A commune is a common unity. It is as strong as its weakest member. It is a challenge, because there are so many different mirrors in which you can see yourself. Others make it obvious what you may be hiding. They also see your beauty and encourage you in all your facets. You are challenged to be authentic.
What are the difficulties in living communally?
Communes can get stuck in a particular way of doing things. They need to keep looking for new ways to improve themselves, or they get rigid and no other style, technique or approach fits. Not many communes will allow diverse energies to come in. Osho says the first quality of a sannyasin is to be open to new experiences. I keep that as a guideline for what we are doing here. I think that’s one of our secrets – I’m always into expanding our approach, giving space for self- discovery, and integrating what works best. I see a commune must be evolutionary.
In our commune when there are conflicts we become aware of them, share honestly with each other and focus on solutions. When you say, “I’m right and you’re wrong,” you’re looking for conflicts. When everyone is involved in finding solutions, it brings the whole thing to a higher level. In that way, you build up your commune and make it successful.
It sounds very simple but that to me is the essence. The honesty, the trust, the friendship, the sense that everyone is responsible for everyone else makes us unique. We are all working for a common purpose. Beyond anybody’s title, what counts is the friendship we have with each other. That is the heart of our commune.
I am unique as a leader with all my life experiences, and I think I have done my job well in that I encourage everyone around me to be themselves. I don’t want anyone to be a copy of me. I encourage every member of the staff to pursue what they are interested in and to develop that area so that the whole commune can benefit from it. That makes us rich.
Which form of living together do you prefer: one to one, commune, family, family in a commune, man-woman together or friends?
I prefer a commune which includes all of these. My concept is that it should be a place where people are born, die and everything in-between; the full range of life, of humanity.
I like listening to a friend of mine called Ior Bock who claims to have the story of mankind from the beginning passed down to him through his ancestors. There was an original commune which lived together in three circles. The central one had fire, where men and women would meet. In one circle all the men lived, and in the other all the women. Children up to the age of seven lived with the women, and afterwards boys would go to live with the men. All men were the fathers and all women the mothers of all the children.
Our society today demands, that marriage and relationships should be monogamous. It is not fair to expect one person to fulfill all your sexual and social needs. Trying to fulfill a concept laid down by society just doesn’t work. Each individual has to search, experiment and explore for themselves.

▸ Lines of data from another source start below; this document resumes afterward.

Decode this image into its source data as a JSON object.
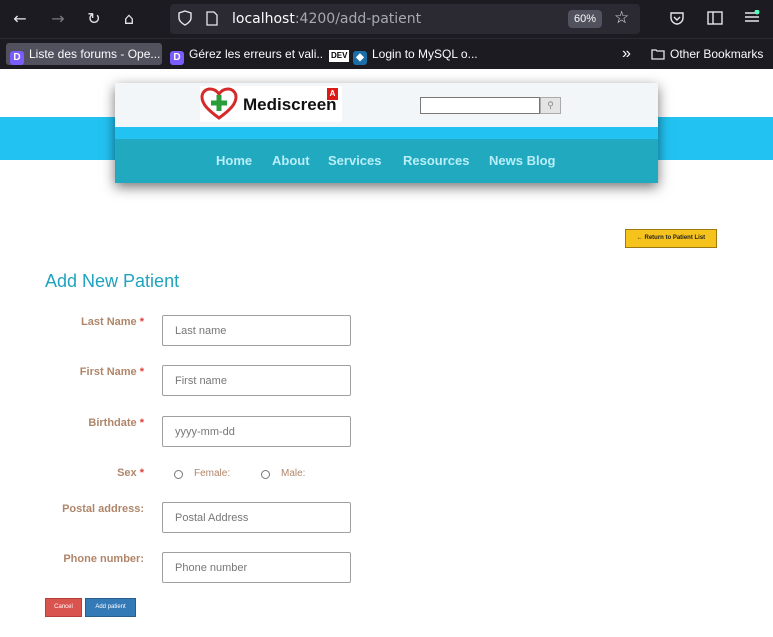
{
  "browser": {
    "url_host": "localhost",
    "url_path": ":4200/add-patient",
    "zoom": "60%",
    "icons": {
      "back": "arrow-left",
      "forward": "arrow-right",
      "reload": "reload",
      "home": "home",
      "shield": "shield",
      "page": "page",
      "star": "star",
      "pocket": "pocket",
      "reader": "reader",
      "menu": "menu"
    }
  },
  "bookmarks": {
    "items": [
      {
        "label": "Liste des forums - Ope..."
      },
      {
        "label": "Gérez les erreurs et vali..."
      },
      {
        "label": "DEV"
      },
      {
        "label": "Login to MySQL o..."
      }
    ],
    "other_label": "Other Bookmarks",
    "overflow_label": "»"
  },
  "header": {
    "brand": "Mediscreen",
    "angular_badge": "A",
    "search_value": "",
    "nav": [
      "Home",
      "About",
      "Services",
      "Resources",
      "News Blog"
    ]
  },
  "page": {
    "return_button": "← Return to Patient List",
    "title": "Add New Patient",
    "required_marker": "*",
    "fields": {
      "last_name": {
        "label": "Last Name",
        "placeholder": "Last name"
      },
      "first_name": {
        "label": "First Name",
        "placeholder": "First name"
      },
      "birthdate": {
        "label": "Birthdate",
        "placeholder": "yyyy-mm-dd"
      },
      "sex": {
        "label": "Sex",
        "female": "Female:",
        "male": "Male:"
      },
      "postal": {
        "label": "Postal address:",
        "placeholder": "Postal Address"
      },
      "phone": {
        "label": "Phone number:",
        "placeholder": "Phone number"
      }
    },
    "cancel_button": "Cancel",
    "add_button": "Add patient"
  },
  "colors": {
    "accent": "#1fa3bf",
    "band": "#22c3f3",
    "nav": "#21a9bf",
    "warning": "#f6c21c",
    "danger": "#d9534f",
    "primary": "#337ab7"
  }
}
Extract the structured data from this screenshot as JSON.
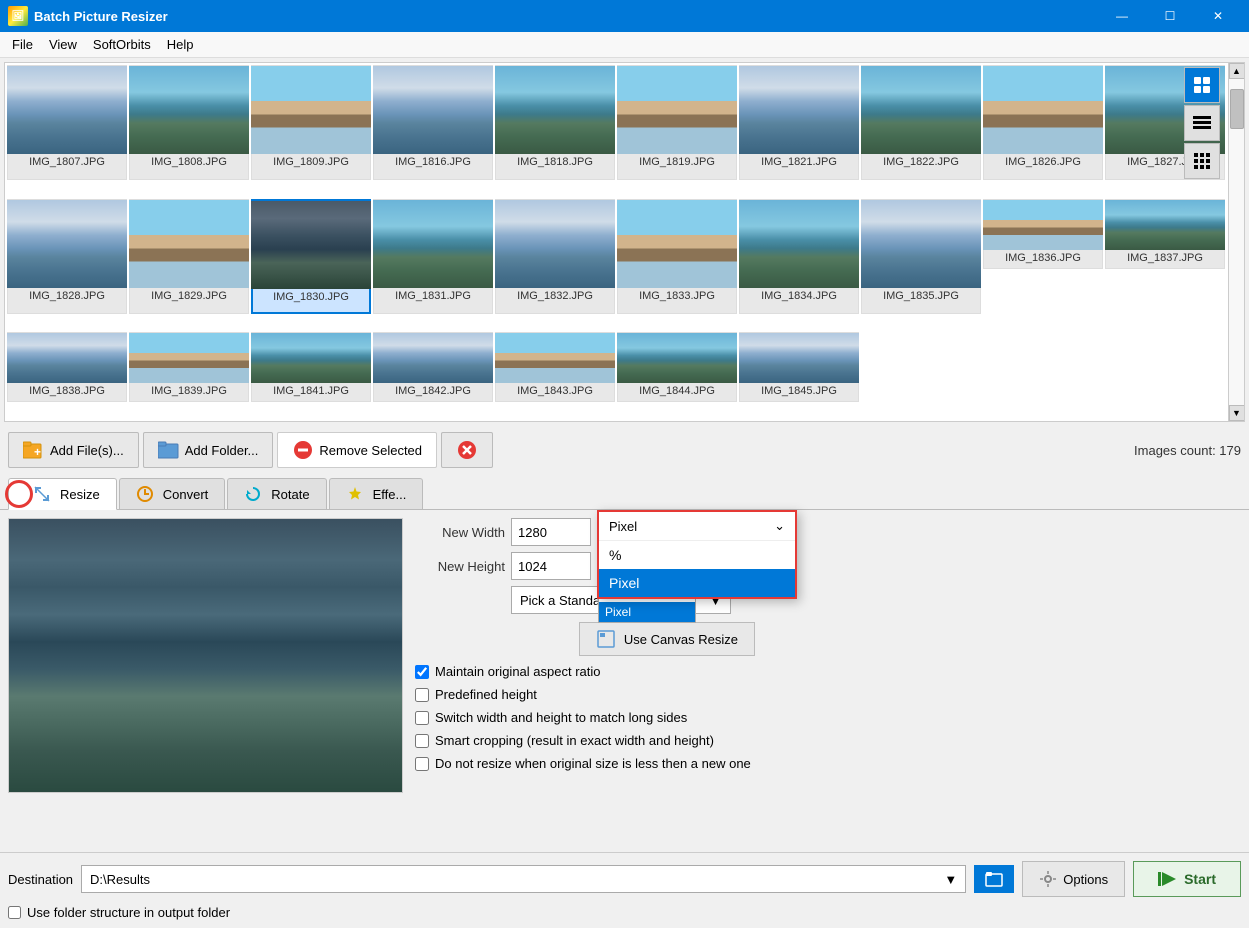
{
  "app": {
    "title": "Batch Picture Resizer",
    "icon": "🖼"
  },
  "titlebar": {
    "minimize": "—",
    "maximize": "☐",
    "close": "✕"
  },
  "menubar": {
    "items": [
      "File",
      "View",
      "SoftOrbits",
      "Help"
    ]
  },
  "toolbar": {
    "add_files_label": "Add File(s)...",
    "add_folder_label": "Add Folder...",
    "remove_selected_label": "Remove Selected",
    "images_count_label": "Images count: 179"
  },
  "tabs": {
    "resize_label": "Resize",
    "convert_label": "Convert",
    "rotate_label": "Rotate",
    "effects_label": "Effe..."
  },
  "resize": {
    "new_width_label": "New Width",
    "new_height_label": "New Height",
    "width_value": "1280",
    "height_value": "1024",
    "unit_options": [
      "%",
      "Pixel"
    ],
    "unit_selected": "Pixel",
    "standard_size_placeholder": "Pick a Standard Size",
    "maintain_aspect_label": "Maintain original aspect ratio",
    "maintain_aspect_checked": true,
    "predefined_height_label": "Predefined height",
    "predefined_height_checked": false,
    "switch_wh_label": "Switch width and height to match long sides",
    "switch_wh_checked": false,
    "smart_crop_label": "Smart cropping (result in exact width and height)",
    "smart_crop_checked": false,
    "no_resize_label": "Do not resize when original size is less then a new one",
    "no_resize_checked": false,
    "canvas_btn_label": "Use Canvas Resize"
  },
  "dropdown_popup": {
    "header": "Pixel",
    "options": [
      {
        "label": "%",
        "selected": false
      },
      {
        "label": "Pixel",
        "selected": true
      }
    ]
  },
  "bottom": {
    "destination_label": "Destination",
    "destination_value": "D:\\Results",
    "options_label": "Options",
    "start_label": "Start",
    "folder_structure_label": "Use folder structure in output folder"
  },
  "images": [
    "IMG_1807.JPG",
    "IMG_1808.JPG",
    "IMG_1809.JPG",
    "IMG_1816.JPG",
    "IMG_1818.JPG",
    "IMG_1819.JPG",
    "IMG_1821.JPG",
    "IMG_1822.JPG",
    "IMG_1826.JPG",
    "IMG_1827.JPG",
    "IMG_1828.JPG",
    "IMG_1829.JPG",
    "IMG_1830.JPG",
    "IMG_1831.JPG",
    "IMG_1832.JPG",
    "IMG_1833.JPG",
    "IMG_1834.JPG",
    "IMG_1835.JPG",
    "IMG_1836.JPG",
    "IMG_1837.JPG",
    "IMG_1838.JPG",
    "IMG_1839.JPG",
    "IMG_1841.JPG",
    "IMG_1842.JPG",
    "IMG_1843.JPG",
    "IMG_1844.JPG",
    "IMG_1845.JPG"
  ],
  "side_panel": {
    "btn1_icon": "🖼",
    "btn2_icon": "☰",
    "btn3_icon": "⊞"
  }
}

In my commune, if you’re into experimenting I encourage you. If it is in your heart to have a solid relationship, go for it. But do it because you have decided to, not because you are supposed to.
As far as the Tan-Jus, our teenagers are concerned, I would like that they ask themselves, “How do I want to relate?” and look for a solution instead of blaming their parents for not having a happy marriage.
Is there anything you would like to add?
When people come to our commune I encourage them to explore who they are and love themselves. Then when they go home, they are ready to share their love with others and spread it all over the world.